MYRTLE BEACH, SC (WMBF) - The Olympic torch is still making its way through Brazil to Maracana Stadium, and one former Olympian, who now calls Myrtle Beach home, will help it get there.
Tatiana Lemos de Lima is originally from Brazil. She's been living along the Grand Strand since her appearances as a swimmer in the Olympic games in Athens and Beijing.
Now she will get the opportunity to be an Olympic torch bearer and a spectator at the 2016 games.
"The pre-Olympics, when you are swimming you want that to come, but at the same point you have kind of a fear," Lima said. "So it's like it's a different feeling. I want to go...I want it to start because i have no pressure."
For Lima, the 2016 Olympic games in Rio will be a whole new experience.
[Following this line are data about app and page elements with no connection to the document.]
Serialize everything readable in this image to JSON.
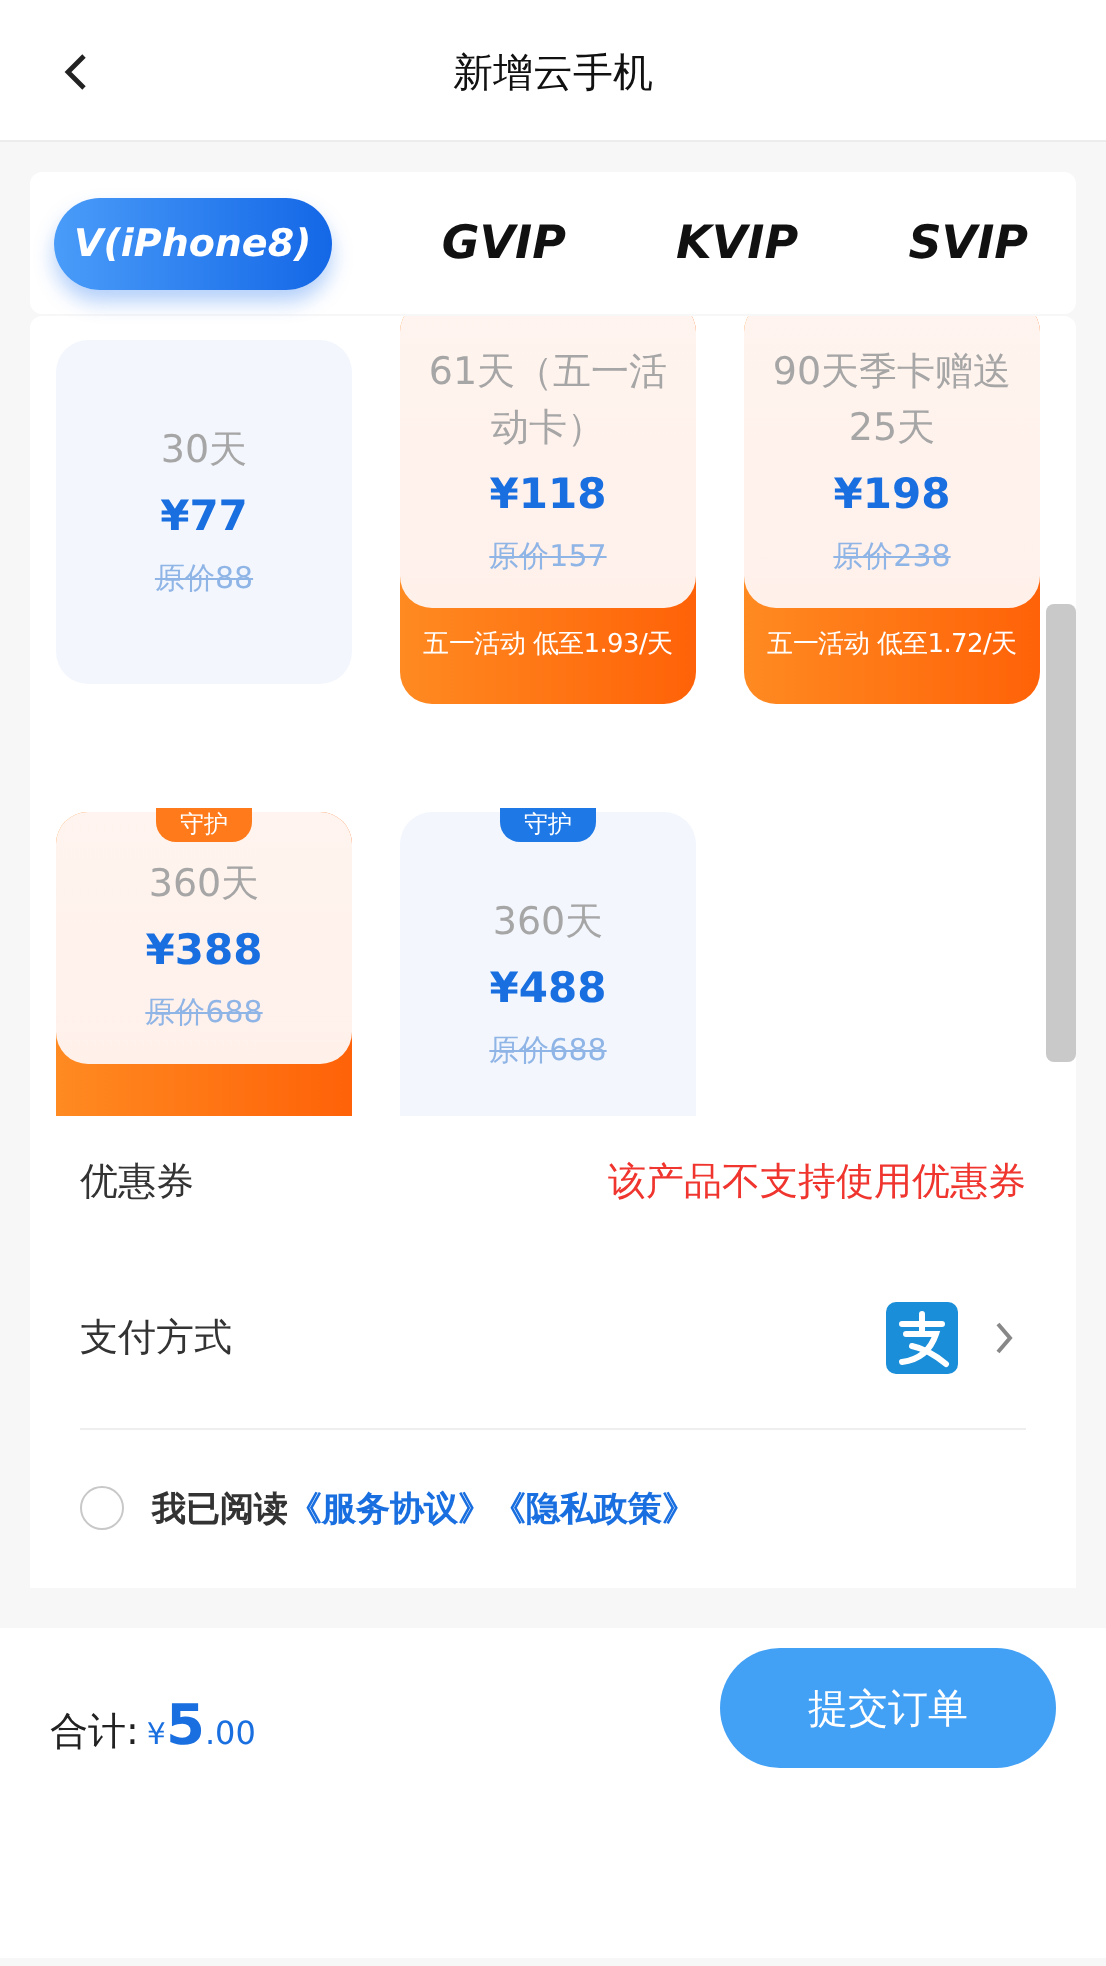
{
  "header": {
    "title": "新增云手机"
  },
  "tabs": [
    {
      "label": "V(iPhone8)",
      "selected": true
    },
    {
      "label": "GVIP",
      "selected": false
    },
    {
      "label": "KVIP",
      "selected": false
    },
    {
      "label": "SVIP",
      "selected": false
    }
  ],
  "packages": [
    {
      "kind": "plain",
      "duration": "30天",
      "price": "¥77",
      "original": "原价88"
    },
    {
      "kind": "promo",
      "duration": "61天（五一活动卡）",
      "price": "¥118",
      "original": "原价157",
      "promo": "五一活动 低至1.93/天"
    },
    {
      "kind": "promo",
      "duration": "90天季卡赠送25天",
      "price": "¥198",
      "original": "原价238",
      "promo": "五一活动 低至1.72/天"
    },
    {
      "kind": "promo",
      "duration": "360天",
      "price": "¥388",
      "original": "原价688",
      "badge": {
        "label": "守护",
        "color": "#ff7a1a"
      }
    },
    {
      "kind": "plain",
      "duration": "360天",
      "price": "¥488",
      "original": "原价688",
      "badge": {
        "label": "守护",
        "color": "#1e78e6"
      }
    }
  ],
  "coupon": {
    "label": "优惠券",
    "value": "该产品不支持使用优惠券"
  },
  "payment": {
    "label": "支付方式"
  },
  "agreement": {
    "checked": false,
    "text": "我已阅读",
    "links": [
      "《服务协议》",
      "《隐私政策》"
    ]
  },
  "footer": {
    "label": "合计:",
    "currency": "¥",
    "amount": "5",
    "decimals": ".00",
    "button": "提交订单"
  }
}
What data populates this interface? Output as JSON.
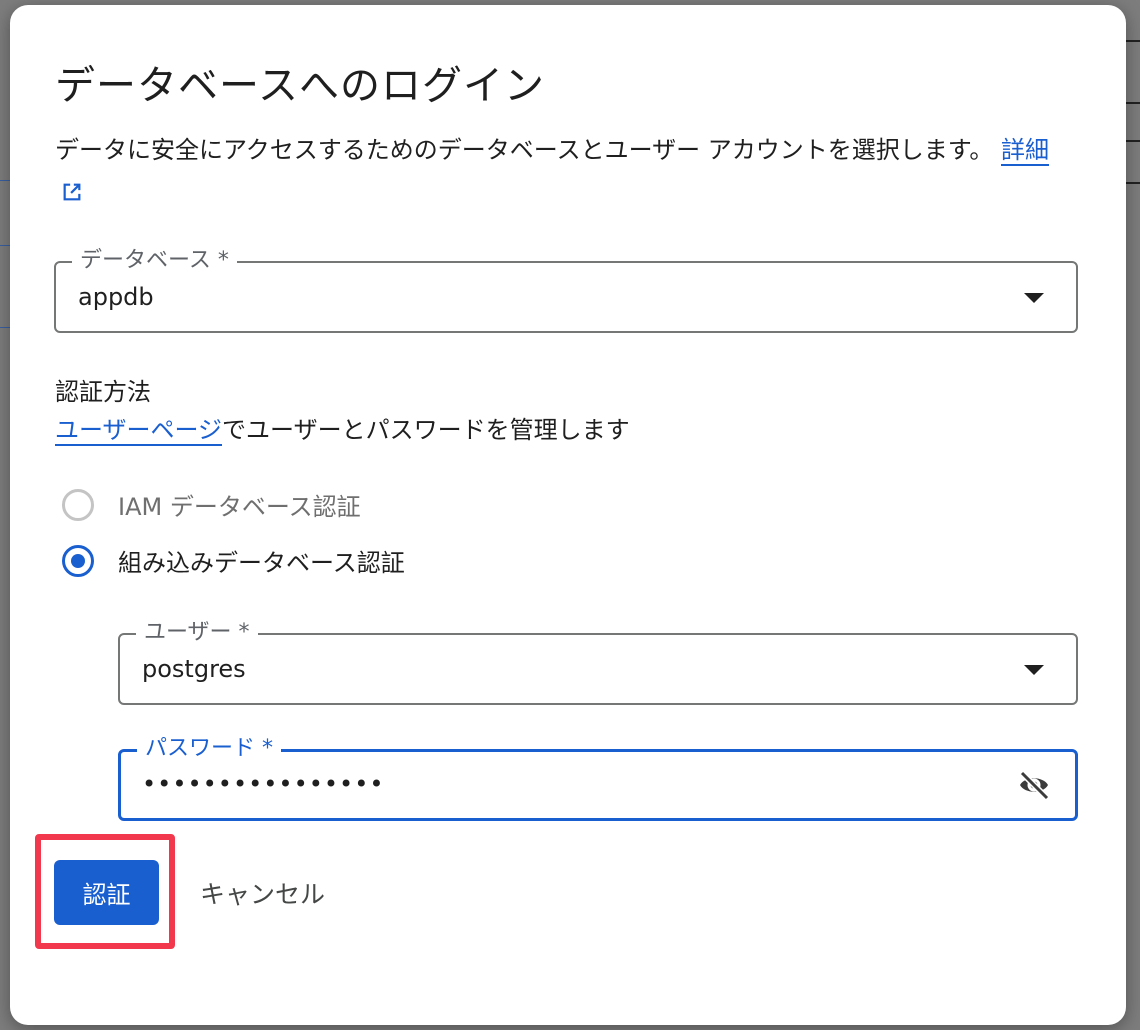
{
  "dialog": {
    "title": "データベースへのログイン",
    "description_text": "データに安全にアクセスするためのデータベースとユーザー アカウントを選択します。",
    "learn_more_label": "詳細",
    "database_field": {
      "label": "データベース *",
      "value": "appdb"
    },
    "auth_section": {
      "title": "認証方法",
      "users_page_link": "ユーザーページ",
      "users_page_suffix": "でユーザーとパスワードを管理します",
      "options": [
        {
          "label": "IAM データベース認証",
          "selected": false
        },
        {
          "label": "組み込みデータベース認証",
          "selected": true
        }
      ]
    },
    "user_field": {
      "label": "ユーザー *",
      "value": "postgres"
    },
    "password_field": {
      "label": "パスワード *",
      "value": "••••••••••••••••"
    },
    "buttons": {
      "authenticate_label": "認証",
      "cancel_label": "キャンセル"
    }
  },
  "colors": {
    "accent": "#1a5fd0",
    "highlight": "#f2384d",
    "surface": "#ffffff"
  },
  "icons": {
    "learn_more": "external-link-icon",
    "password_toggle": "visibility-off-icon",
    "select": "dropdown-arrow-icon"
  }
}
"I'm super excited because I've been on two Olympic games and because the swimming is always on the first day, so I never had a chance to go to the opening ceremony," Lima said. "You know the torch is going through the country...It's a huge thing and to have the opportunity to be one of those people and be a part of that knowing the feeling of being on the Olympics before...it's amazing," Lima said.
She tries to imagine what her moment will be like, but all she can compare it to is her two appearances as an Olympic swimmer in Athens and Beijing.
"I think it will be a different kind of fun...when you're competing you are focused on what you are doing and you have a schedule for everything," Lima said. "You have time to sleep, time to eat, time to go to practice, time to compete...so your life is like you're not choosing what you want to do. You know that, and you're there for that, but now I can do whatever I want."
Lima says she owes a lot of her life to swimming, and she's now giving back by coaching other young swimmers in Myrtle Beach.
"I really like the challenge...swimming is like a sport you do by yourself," Lima said. "You have a team to support you. You have your coach and all the staff, but you are alone...That helps you to know yourself better."
She has been trying to instill that same love for the sport in the kids that look up to her now and sharing her story of becoming an Olympian.
"You work so hard for that. It's like life," Lima said. "Since I was a kid I wanted to go to the Olympics."
This time around, in Rio, the pressure and stress will be lifted from her shoulders as she makes her way through the streets of Brazil carrying the Olympic torch.
"There's a lot of people carrying, but there are a lot of people not carrying as well," Lima said. "I'm so grateful for that. Maybe I will enjoy more, I don't know...I'll let you know when I come back."
Lima will carry the torch on Friday just hours before the opening ceremony.